=== Begin Enclosure ===
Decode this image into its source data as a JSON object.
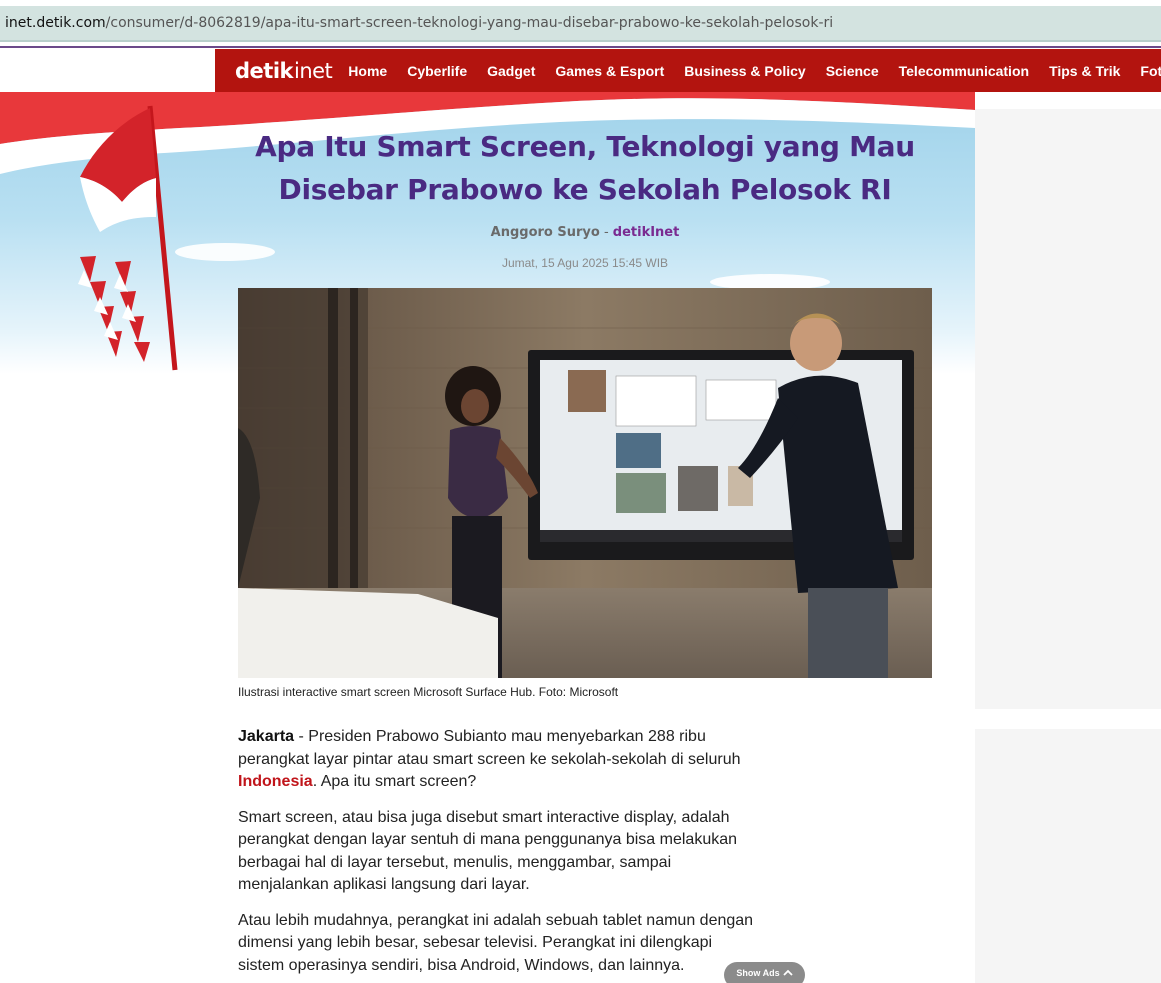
{
  "browser": {
    "url_host": "inet.detik.com",
    "url_path": "/consumer/d-8062819/apa-itu-smart-screen-teknologi-yang-mau-disebar-prabowo-ke-sekolah-pelosok-ri"
  },
  "nav": {
    "logo_bold": "detik",
    "logo_light": "inet",
    "items": [
      "Home",
      "Cyberlife",
      "Gadget",
      "Games & Esport",
      "Business & Policy",
      "Science",
      "Telecommunication",
      "Tips & Trik",
      "Foto"
    ]
  },
  "article": {
    "title": "Apa Itu Smart Screen, Teknologi yang Mau Disebar Prabowo ke Sekolah Pelosok RI",
    "author": "Anggoro Suryo",
    "separator": " - ",
    "source": "detikInet",
    "date": "Jumat, 15 Agu 2025 15:45 WIB",
    "photo_caption": "Ilustrasi interactive smart screen Microsoft Surface Hub. Foto: Microsoft",
    "p1_city": "Jakarta",
    "p1_text_a": " - Presiden Prabowo Subianto mau menyebarkan 288 ribu perangkat layar pintar atau smart screen ke sekolah-sekolah di seluruh ",
    "p1_link": "Indonesia",
    "p1_text_b": ". Apa itu smart screen?",
    "p2": "Smart screen, atau bisa juga disebut smart interactive display, adalah perangkat dengan layar sentuh di mana penggunanya bisa melakukan berbagai hal di layar tersebut, menulis, menggambar, sampai menjalankan aplikasi langsung dari layar.",
    "p3": "Atau lebih mudahnya, perangkat ini adalah sebuah tablet namun dengan dimensi yang lebih besar, sebesar televisi. Perangkat ini dilengkapi sistem operasinya sendiri, bisa Android, Windows, dan lainnya."
  },
  "ads": {
    "show_label": "Show Ads",
    "chevron_icon": "chevron-up-icon"
  },
  "colors": {
    "nav_red": "#b3140f",
    "title_purple": "#4a2a82",
    "link_red": "#c0141a"
  }
}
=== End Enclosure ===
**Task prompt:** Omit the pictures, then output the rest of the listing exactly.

**Answer box:**
Decode this image into its source data as a JSON object.
{
  "browser": {
    "url_host": "inet.detik.com",
    "url_path": "/consumer/d-8062819/apa-itu-smart-screen-teknologi-yang-mau-disebar-prabowo-ke-sekolah-pelosok-ri"
  },
  "nav": {
    "logo_bold": "detik",
    "logo_light": "inet",
    "items": [
      "Home",
      "Cyberlife",
      "Gadget",
      "Games & Esport",
      "Business & Policy",
      "Science",
      "Telecommunication",
      "Tips & Trik",
      "Foto"
    ]
  },
  "article": {
    "title": "Apa Itu Smart Screen, Teknologi yang Mau Disebar Prabowo ke Sekolah Pelosok RI",
    "author": "Anggoro Suryo",
    "separator": " - ",
    "source": "detikInet",
    "date": "Jumat, 15 Agu 2025 15:45 WIB",
    "photo_caption": "Ilustrasi interactive smart screen Microsoft Surface Hub. Foto: Microsoft",
    "p1_city": "Jakarta",
    "p1_text_a": " - Presiden Prabowo Subianto mau menyebarkan 288 ribu perangkat layar pintar atau smart screen ke sekolah-sekolah di seluruh ",
    "p1_link": "Indonesia",
    "p1_text_b": ". Apa itu smart screen?",
    "p2": "Smart screen, atau bisa juga disebut smart interactive display, adalah perangkat dengan layar sentuh di mana penggunanya bisa melakukan berbagai hal di layar tersebut, menulis, menggambar, sampai menjalankan aplikasi langsung dari layar.",
    "p3": "Atau lebih mudahnya, perangkat ini adalah sebuah tablet namun dengan dimensi yang lebih besar, sebesar televisi. Perangkat ini dilengkapi sistem operasinya sendiri, bisa Android, Windows, dan lainnya."
  },
  "ads": {
    "show_label": "Show Ads",
    "chevron_icon": "chevron-up-icon"
  },
  "colors": {
    "nav_red": "#b3140f",
    "title_purple": "#4a2a82",
    "link_red": "#c0141a"
  }
}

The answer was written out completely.